A new, minimally invasive technology known as balloon sinuplasty can safely and successfully dilate blocked sinus ostia in select patients with chronic sinusitis, according to early observations in a small number of patients.
Explore This IssueMay 2006
Researchers agree that the results of larger, longer studies are needed before anyone will know whether the technology-which involves threading a small, flexible balloon-tipped catheter through the sinus passageways and expanding the balloon to gently dilate the openings of the sinuses-will change standard treatment of chronic sinusitis.
Gentle Dilation, Less Trauma
But early studies suggest that the technology is less invasive than conventional endoscopic techniques, said William E. Bolger, MD, a rhinologist and sinus surgeon based in Bethesda, Md. Dr. Bolger headed the preclinical and pilot safety and feasibility studies that led to the recent Food and Drug Administration approval of the technology, known as the Relieva Balloon Sinuplasty System.
The device appears to impart less trauma, while preserving normal anatomy and mucosal tissue, he said. Less trauma during surgery tends to be associated with less bleeding, less pain, and perhaps less need for deep anesthesia. Recovery time could also be shorter, although more clinical testing is needed.
Andrew N. Goldberg, MD, Associate Professor in the Department of Otolaryngology-Head and Neck Surgery at the University of California, San Francisco, agreed. The rationale for the device is that it gently dilates the sinus ostia to allow for better ventilation and drainage. There is minimal damage to the mucosa and minimal bleeding and trauma as compared to standard endoscopic sinus surgical techniques.
The device appears to be particularly helpful for the frontal sinuses where it provides gentle dilation of the outflow tract with remodeling of adjacent cells, added Dr. Goldberg, who is participating in postmarketing studies of the device.
How it Works

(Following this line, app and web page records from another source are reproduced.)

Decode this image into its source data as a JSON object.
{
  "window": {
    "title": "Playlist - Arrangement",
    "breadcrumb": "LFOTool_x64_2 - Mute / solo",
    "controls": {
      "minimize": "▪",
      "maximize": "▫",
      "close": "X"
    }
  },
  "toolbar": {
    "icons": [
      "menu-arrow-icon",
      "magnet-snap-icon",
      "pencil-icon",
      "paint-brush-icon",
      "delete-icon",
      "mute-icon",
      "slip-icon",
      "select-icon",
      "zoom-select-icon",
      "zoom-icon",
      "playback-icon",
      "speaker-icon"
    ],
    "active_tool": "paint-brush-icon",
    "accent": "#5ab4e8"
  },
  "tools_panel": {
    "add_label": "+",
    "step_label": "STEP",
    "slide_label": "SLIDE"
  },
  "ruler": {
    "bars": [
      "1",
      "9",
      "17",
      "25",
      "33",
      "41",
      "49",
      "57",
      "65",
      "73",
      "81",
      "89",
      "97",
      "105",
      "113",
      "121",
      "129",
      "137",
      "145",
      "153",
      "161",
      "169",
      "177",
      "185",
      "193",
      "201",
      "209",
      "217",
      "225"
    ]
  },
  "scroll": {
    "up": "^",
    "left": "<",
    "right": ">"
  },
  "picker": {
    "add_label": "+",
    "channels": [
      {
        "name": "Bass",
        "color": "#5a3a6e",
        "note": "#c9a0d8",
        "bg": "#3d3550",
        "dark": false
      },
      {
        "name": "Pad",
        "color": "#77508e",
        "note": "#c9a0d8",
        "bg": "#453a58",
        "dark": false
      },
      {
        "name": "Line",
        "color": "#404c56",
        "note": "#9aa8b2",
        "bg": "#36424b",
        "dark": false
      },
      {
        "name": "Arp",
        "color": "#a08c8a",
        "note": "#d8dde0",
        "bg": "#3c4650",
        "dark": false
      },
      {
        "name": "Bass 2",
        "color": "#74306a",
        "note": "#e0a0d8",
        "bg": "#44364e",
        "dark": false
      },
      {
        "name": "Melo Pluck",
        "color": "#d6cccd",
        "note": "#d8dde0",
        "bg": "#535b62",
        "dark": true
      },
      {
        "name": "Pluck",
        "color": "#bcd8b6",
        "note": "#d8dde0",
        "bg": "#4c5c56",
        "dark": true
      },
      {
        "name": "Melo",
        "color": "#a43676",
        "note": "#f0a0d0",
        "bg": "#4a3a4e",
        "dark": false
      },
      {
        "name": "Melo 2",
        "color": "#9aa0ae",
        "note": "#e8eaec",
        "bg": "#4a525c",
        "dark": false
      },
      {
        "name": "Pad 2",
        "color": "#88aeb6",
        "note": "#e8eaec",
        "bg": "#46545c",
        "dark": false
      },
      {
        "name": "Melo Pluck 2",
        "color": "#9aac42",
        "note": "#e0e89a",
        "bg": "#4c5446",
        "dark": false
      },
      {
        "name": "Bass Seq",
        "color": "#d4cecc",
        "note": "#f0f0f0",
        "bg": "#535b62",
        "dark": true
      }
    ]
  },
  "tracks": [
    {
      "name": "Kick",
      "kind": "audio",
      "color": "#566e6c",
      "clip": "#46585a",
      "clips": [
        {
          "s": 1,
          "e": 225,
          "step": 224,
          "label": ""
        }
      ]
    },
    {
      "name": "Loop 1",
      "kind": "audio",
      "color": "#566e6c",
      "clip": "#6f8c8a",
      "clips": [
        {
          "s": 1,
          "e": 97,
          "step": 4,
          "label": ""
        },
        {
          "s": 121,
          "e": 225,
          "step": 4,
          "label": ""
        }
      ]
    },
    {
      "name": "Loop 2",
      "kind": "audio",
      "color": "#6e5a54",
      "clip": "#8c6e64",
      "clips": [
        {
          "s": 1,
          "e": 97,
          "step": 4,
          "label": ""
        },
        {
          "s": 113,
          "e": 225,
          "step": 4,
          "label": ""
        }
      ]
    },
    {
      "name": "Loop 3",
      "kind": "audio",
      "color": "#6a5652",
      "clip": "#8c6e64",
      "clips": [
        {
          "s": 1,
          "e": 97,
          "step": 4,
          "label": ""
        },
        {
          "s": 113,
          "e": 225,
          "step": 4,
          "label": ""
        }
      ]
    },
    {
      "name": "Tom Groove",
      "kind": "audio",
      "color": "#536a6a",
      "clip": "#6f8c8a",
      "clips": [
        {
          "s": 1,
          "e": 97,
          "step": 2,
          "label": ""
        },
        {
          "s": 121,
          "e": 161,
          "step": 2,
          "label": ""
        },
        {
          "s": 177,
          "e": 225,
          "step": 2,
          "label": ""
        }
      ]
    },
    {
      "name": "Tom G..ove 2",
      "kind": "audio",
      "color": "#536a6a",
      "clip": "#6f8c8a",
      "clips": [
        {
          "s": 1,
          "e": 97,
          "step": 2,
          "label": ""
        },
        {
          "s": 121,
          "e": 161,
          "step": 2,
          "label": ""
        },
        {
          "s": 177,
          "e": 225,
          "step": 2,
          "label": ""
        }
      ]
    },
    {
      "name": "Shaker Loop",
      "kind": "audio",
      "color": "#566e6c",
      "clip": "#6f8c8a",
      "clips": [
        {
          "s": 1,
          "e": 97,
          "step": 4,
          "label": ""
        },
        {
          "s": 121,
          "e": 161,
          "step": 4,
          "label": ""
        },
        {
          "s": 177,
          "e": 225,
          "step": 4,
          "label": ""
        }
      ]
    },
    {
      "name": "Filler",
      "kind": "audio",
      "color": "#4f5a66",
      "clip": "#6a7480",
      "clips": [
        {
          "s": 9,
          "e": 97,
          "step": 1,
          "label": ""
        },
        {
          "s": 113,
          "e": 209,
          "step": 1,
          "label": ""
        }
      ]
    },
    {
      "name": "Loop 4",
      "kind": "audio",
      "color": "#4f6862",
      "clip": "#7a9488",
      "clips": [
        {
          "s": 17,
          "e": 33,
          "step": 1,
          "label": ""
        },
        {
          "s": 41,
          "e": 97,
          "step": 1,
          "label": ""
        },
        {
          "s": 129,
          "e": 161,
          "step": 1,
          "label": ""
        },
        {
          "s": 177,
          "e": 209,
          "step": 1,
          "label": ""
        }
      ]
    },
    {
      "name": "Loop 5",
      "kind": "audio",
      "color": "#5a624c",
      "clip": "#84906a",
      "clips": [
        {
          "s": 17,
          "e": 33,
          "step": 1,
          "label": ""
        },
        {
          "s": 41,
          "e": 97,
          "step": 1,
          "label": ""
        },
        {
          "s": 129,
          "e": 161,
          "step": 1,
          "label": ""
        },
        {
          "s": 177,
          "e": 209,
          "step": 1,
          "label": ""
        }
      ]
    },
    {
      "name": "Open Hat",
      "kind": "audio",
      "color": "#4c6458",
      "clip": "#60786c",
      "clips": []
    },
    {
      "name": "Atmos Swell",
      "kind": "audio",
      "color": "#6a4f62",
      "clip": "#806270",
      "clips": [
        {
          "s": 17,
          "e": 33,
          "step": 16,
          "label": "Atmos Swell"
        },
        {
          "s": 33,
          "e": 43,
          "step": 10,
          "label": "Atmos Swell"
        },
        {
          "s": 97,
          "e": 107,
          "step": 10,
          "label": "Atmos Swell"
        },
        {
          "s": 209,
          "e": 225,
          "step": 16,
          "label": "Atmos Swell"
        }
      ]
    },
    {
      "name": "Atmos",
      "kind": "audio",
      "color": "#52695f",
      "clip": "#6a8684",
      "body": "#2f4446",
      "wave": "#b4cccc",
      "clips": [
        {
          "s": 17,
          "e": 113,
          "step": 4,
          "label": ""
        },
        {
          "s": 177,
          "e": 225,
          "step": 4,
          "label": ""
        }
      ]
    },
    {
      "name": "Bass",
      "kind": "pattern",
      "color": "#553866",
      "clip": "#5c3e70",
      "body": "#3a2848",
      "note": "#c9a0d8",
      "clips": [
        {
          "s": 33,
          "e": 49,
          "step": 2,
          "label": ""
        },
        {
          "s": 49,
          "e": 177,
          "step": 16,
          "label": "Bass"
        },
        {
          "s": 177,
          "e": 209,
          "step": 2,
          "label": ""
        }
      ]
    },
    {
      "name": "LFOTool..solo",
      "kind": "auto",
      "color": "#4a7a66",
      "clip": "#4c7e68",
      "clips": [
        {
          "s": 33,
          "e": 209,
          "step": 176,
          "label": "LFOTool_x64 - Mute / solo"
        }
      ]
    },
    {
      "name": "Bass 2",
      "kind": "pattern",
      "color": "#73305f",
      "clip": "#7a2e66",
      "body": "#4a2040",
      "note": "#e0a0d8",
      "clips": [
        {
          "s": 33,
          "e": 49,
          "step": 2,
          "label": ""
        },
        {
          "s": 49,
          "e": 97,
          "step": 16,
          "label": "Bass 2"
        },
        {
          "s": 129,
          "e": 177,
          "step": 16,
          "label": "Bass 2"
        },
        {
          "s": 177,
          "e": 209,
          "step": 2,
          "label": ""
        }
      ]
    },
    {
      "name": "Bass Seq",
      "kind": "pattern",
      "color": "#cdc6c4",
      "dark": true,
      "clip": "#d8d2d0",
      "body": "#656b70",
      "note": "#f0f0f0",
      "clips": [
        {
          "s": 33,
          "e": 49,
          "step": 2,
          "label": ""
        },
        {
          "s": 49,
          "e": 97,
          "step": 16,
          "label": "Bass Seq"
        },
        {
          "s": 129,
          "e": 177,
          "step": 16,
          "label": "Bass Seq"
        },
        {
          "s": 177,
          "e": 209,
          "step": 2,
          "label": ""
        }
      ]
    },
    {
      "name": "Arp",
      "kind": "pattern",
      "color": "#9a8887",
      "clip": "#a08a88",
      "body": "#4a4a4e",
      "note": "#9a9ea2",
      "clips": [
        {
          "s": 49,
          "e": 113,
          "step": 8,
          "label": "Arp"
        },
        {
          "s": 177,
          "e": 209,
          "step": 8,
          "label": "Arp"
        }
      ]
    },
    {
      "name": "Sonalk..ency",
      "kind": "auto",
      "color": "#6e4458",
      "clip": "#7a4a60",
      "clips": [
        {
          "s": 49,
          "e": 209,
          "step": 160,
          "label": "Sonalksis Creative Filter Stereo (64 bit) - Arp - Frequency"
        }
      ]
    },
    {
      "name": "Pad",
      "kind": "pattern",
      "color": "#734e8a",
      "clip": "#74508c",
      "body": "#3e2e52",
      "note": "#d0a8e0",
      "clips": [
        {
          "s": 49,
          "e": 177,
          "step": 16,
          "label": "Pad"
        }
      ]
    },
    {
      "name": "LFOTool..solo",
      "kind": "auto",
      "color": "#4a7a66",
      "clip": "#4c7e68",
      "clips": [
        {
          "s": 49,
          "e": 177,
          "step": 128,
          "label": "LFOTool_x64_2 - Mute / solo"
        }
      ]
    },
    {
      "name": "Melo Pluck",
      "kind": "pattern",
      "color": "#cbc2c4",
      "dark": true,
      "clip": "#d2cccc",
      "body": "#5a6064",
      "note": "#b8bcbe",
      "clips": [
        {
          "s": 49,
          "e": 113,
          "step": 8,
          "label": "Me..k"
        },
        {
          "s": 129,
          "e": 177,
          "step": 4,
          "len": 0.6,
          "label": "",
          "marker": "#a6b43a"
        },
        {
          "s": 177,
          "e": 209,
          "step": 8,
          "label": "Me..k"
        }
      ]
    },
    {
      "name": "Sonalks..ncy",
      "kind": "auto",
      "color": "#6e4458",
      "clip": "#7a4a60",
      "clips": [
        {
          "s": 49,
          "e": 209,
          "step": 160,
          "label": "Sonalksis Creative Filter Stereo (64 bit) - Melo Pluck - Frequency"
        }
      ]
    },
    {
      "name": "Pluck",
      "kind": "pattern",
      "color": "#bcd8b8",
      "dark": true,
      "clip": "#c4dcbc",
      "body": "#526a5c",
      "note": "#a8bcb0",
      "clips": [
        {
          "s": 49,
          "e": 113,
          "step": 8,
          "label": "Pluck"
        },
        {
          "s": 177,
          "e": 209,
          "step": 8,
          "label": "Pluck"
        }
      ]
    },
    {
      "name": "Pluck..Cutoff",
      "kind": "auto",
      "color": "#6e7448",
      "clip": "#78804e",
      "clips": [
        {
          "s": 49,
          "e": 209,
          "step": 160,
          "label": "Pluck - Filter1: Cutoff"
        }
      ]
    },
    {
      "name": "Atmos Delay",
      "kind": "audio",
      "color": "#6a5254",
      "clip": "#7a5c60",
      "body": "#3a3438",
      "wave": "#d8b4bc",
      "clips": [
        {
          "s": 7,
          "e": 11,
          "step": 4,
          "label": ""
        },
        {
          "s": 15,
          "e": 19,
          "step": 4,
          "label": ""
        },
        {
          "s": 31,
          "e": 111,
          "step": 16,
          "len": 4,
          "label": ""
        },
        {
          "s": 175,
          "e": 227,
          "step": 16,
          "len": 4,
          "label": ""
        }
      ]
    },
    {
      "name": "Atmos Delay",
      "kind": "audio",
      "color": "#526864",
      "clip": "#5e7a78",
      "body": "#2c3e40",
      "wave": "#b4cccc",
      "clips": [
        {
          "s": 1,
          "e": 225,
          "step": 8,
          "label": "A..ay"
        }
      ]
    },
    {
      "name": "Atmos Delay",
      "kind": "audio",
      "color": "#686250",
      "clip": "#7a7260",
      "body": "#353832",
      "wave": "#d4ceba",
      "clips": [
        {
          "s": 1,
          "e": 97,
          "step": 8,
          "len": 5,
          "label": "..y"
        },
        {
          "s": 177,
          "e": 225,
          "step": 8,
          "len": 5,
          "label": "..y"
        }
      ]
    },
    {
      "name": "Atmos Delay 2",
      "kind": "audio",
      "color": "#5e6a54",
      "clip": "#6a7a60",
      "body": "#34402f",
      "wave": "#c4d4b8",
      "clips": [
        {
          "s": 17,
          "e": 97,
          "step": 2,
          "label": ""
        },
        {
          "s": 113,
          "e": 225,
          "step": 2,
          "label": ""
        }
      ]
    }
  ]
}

The technology works much like balloon angioplasty to open up fat-clogged coronary arteries. First, the catheter is introduced into the target sinus under endoscopic visualization. A flexible guidewire is introduced through the catheter and gently advanced into the target sinus under fluoroscopic guidance. Then, a balloon-tipped catheter is positioned across the blocked ostium, with its position confirmed using fluoroscopy. The balloon is gradually inflated to gently restructure the blocked ostium. The system is removed, leaving the ostium open and allowing the return of normal sinus drainage and function.